“Everyone said we were crazy,” says Dawane, who grew up in Albany. “They said there were no ghosts in Salem, that it would be a flop and that no one would buy tickets.”

But the couple didn’t listen to their critics. Instead, they spent months digging through archived records to learn about Salem’s ghoulish past. And they found a lot.

“We’ve had two different serial killers who’ve left bodies in the same location in Salem,” says Riley Nix, one of the tour guides. “We also had a Chinatown that ran beneath Liberty Street from the late 1800s to the early 1900s. There are a lot of rumors about what happened in those tunnels.”

The IKE Box (a former mortuary turned coffee shop), Pioneer Cemetery and the State Capitol grounds are among the sites they visit on their tours, which are based on historical lore grounded in facts. Tour-goers learn how to use divining rods and ghost boxes to try to communicate with the spirit world.

The couple began as a business of two. Now they employ nearly 40 seasonal and three year-round employees.

In addition to two Salem-based expeditions, they offer tours in Corvallis, Albany, Independence and Silverton. Through next spring, they plan to expand their business to Eugene, Newport and Astoria.

Dawane’s five-year goal is to offer his tours in every state on the West Coast.

“People pay to get scared because they love being scared,” he says about his growing enterprise. “Everyone is afraid of what they don’t know.”

Creatures in the Night

Back at the hay maze, the teenage zombies arrive on opening night in early October, caked in dirt and gore. Their skin looks slashed and bloody, and their arms are laden with severed limbs.

Upon seeing the crew, the Harrises spring into action — checking that the zombies are sufficiently scary and that they know their places in the maze.

“In here, you don’t know what is going to happen,” Dawane says. “We have zombies hiding in every nook and cranny. Then they chase you. Your job is to get through the maze without running into a dead end. It’s scary.”

The owners of Pink Ribbon Farms partnered with the Harrises by letting them use the hay maze at night. After a weeklong delay in the opening due to unseasonably stormy weather, the actors are eager to start.
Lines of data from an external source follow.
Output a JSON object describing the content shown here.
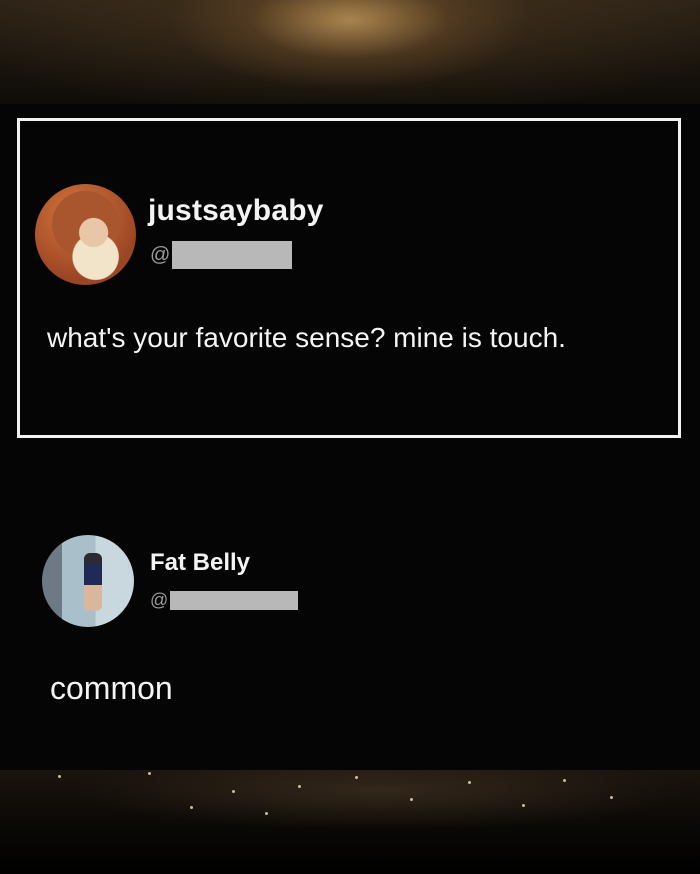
{
  "tweet": {
    "display_name": "justsaybaby",
    "handle_prefix": "@",
    "text": "what's your favorite sense? mine is touch."
  },
  "reply": {
    "display_name": "Fat Belly",
    "handle_prefix": "@",
    "text": "common"
  },
  "colors": {
    "background": "#050505",
    "text": "#f4f4f4",
    "handle": "#9a9a9a",
    "border": "#f2f2f2",
    "redaction": "#b8b8b8"
  },
  "icons": {
    "tweet_avatar": "profile-photo",
    "reply_avatar": "profile-photo"
  }
}
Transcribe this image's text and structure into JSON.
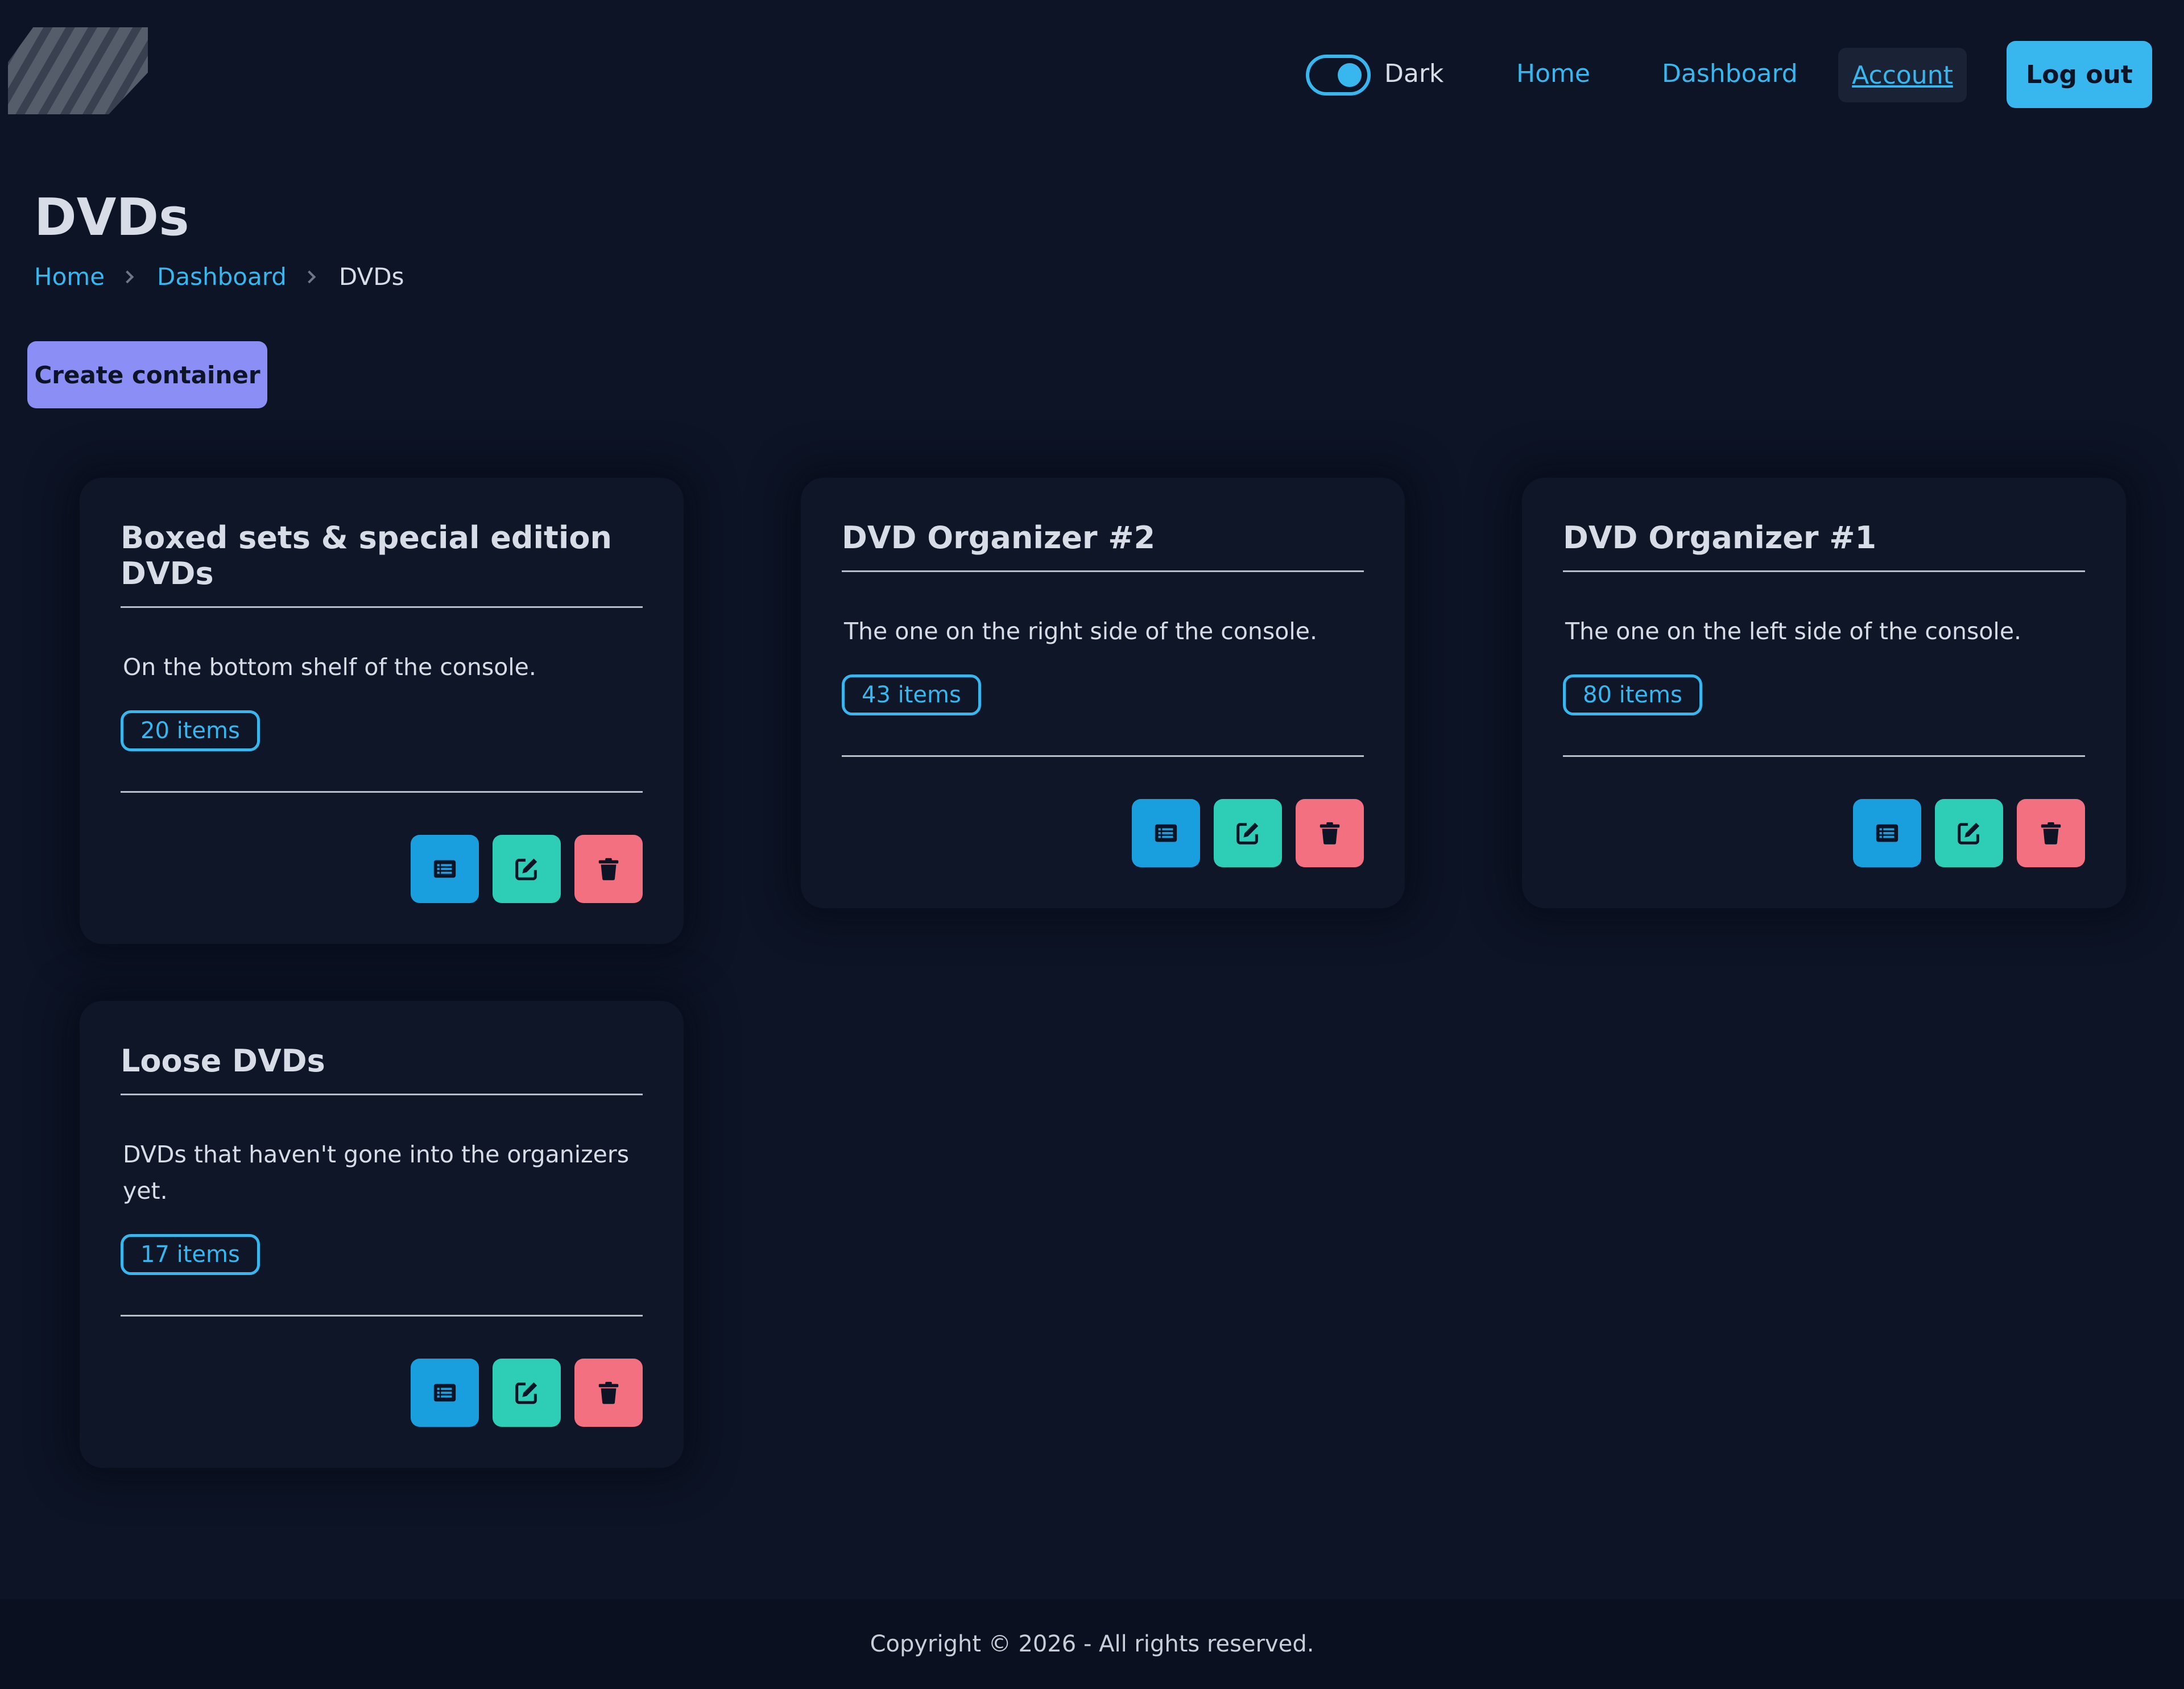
{
  "header": {
    "logo_alt": "",
    "theme": {
      "label": "Dark",
      "enabled": true
    },
    "nav": {
      "home": "Home",
      "dashboard": "Dashboard",
      "account": "Account",
      "logout": "Log out"
    }
  },
  "page": {
    "title": "DVDs",
    "breadcrumb": [
      "Home",
      "Dashboard",
      "DVDs"
    ],
    "create_button": "Create container"
  },
  "containers": [
    {
      "name": "Boxed sets & special edition DVDs",
      "description": "On the bottom shelf of the console.",
      "count": "20 items"
    },
    {
      "name": "DVD Organizer #2",
      "description": "The one on the right side of the console.",
      "count": "43 items"
    },
    {
      "name": "DVD Organizer #1",
      "description": "The one on the left side of the console.",
      "count": "80 items"
    },
    {
      "name": "Loose DVDs",
      "description": "DVDs that haven't gone into the organizers yet.",
      "count": "17 items"
    }
  ],
  "card_actions": {
    "view_icon": "list-icon",
    "edit_icon": "edit-icon",
    "delete_icon": "trash-icon"
  },
  "footer": {
    "copyright": "Copyright © 2026 - All rights reserved."
  },
  "colors": {
    "background": "#0d1426",
    "accent": "#38b6ee",
    "primary_button": "#8b8ff5",
    "view_button": "#1a9fde",
    "edit_button": "#2dcdb6",
    "delete_button": "#f2707f"
  }
}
That includes Sarah Lemos, a self-proclaimed psychic medium who provides readings at the maze.

“People say, ‘Keep Salem alive.’ I say keep it dead,” Lemos says. “People complain about Salem, saying there is nothing happening. But this couple is keeping things going at night.”

Nix agrees, adding that he’s learned more about Salem in the six months he’s worked for Spirit Expeditions than he ever thought possible.  

“It’s crazy how much you can not know about a place you’ve lived your whole life,” says Nix, a student at Western Oregon University. “Dawane is a historian. Denise is a medium. Between the two of them, they’ve got this genre covered.”

With less than 30 minutes to go before the hay maze opens, Dawane knows there is no turning back. The sun is setting. The zombies are retrieving their props, and the parking attendant has taken his position.

Now, Dawane waits.

“This is exciting,” he says. “Whether people believe in ghosts or not, it makes no difference. We want to make people smile. Our purpose is to make sure they’re happy when they leave.”

Learn More

The Maze of the Undead is open Fridays and Saturdays from 7 to 11 p.m., through Nov. 2. The cost is $15, and it is not recommended for children younger than 8. For more about the maze or Spirit Expeditions’ haunted Salem tours, visit

A native of Fargo, N.D. (yes, like the movie), Erin Dahl spent a decade working as a newspaper journalist before joining the communications staff at Willamette University in 2011.

Originally from Iowa, Frank Miller came to Oregon via Japan, Texas and Buffalo, N.Y. His photography can be viewed at